Australia's outgoing top regulator for superannuation funds called for continued and more efficient industry consolidation, in pursuit of economies of scale.
Helen Rowell, deputy chairwoman of the Sydney-based Australian Prudential Regulation Authority, in a speech Wednesday to the Australian Institute of Superannuation Trustees, said, "Larger funds are better placed to deliver stronger investment performance and lower fees," with scale an increasingly important determinant of "member outcomes."
Speaking just over a month before she's set to hand off responsibility for superannuation oversight, after eight years, to APRA member Margaret Cole and take up oversight of Australia's insurance industry, Ms. Rowell noted the considerable progress in consolidation during her tenure.
"The landscape of 2013 (when she took on responsibility for superannuation) comprised 279 APRA-regulated superannuation funds; it has since been whittled down by more than 100 to 170, and will continue to fall further as the numerous potential merger discussions currently underway take effect," she said.
But Ms. Rowell went on to say that not all mergers succeed in spawning funds with the governance capabilities or the scale to be sustainable over the long-term, and expressed support for the "emerging industry view" that funds with less than $30 billion in assets will find it increasingly difficult to compete with the industry's "mega funds."
Melbourne-based AustralianSuper tops the list of the industry's super funds with roughly A$210 billion ($163 billion) in retirement assets. Meanwhile, a planned merger between two Brisbane-based Funds — QSuper and Sunsuper — looks set to create Australia's second A$200 billion fund before the end of the year.
Ms. Rowell called on trustees to consider "whether a small fund to small fund — or bus-stop — merger is going to tackle underlying issues or just be a temporary stop on the way to the ultimate destination of sustainability."

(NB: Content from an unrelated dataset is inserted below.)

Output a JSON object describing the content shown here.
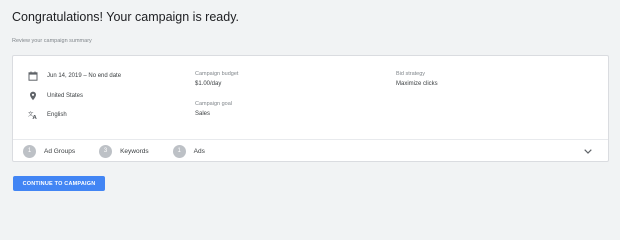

Instead, she said, "smaller, underperforming funds would ideally consider merging with a larger, better performing partner rather than another small fund — especially one that is also underperforming."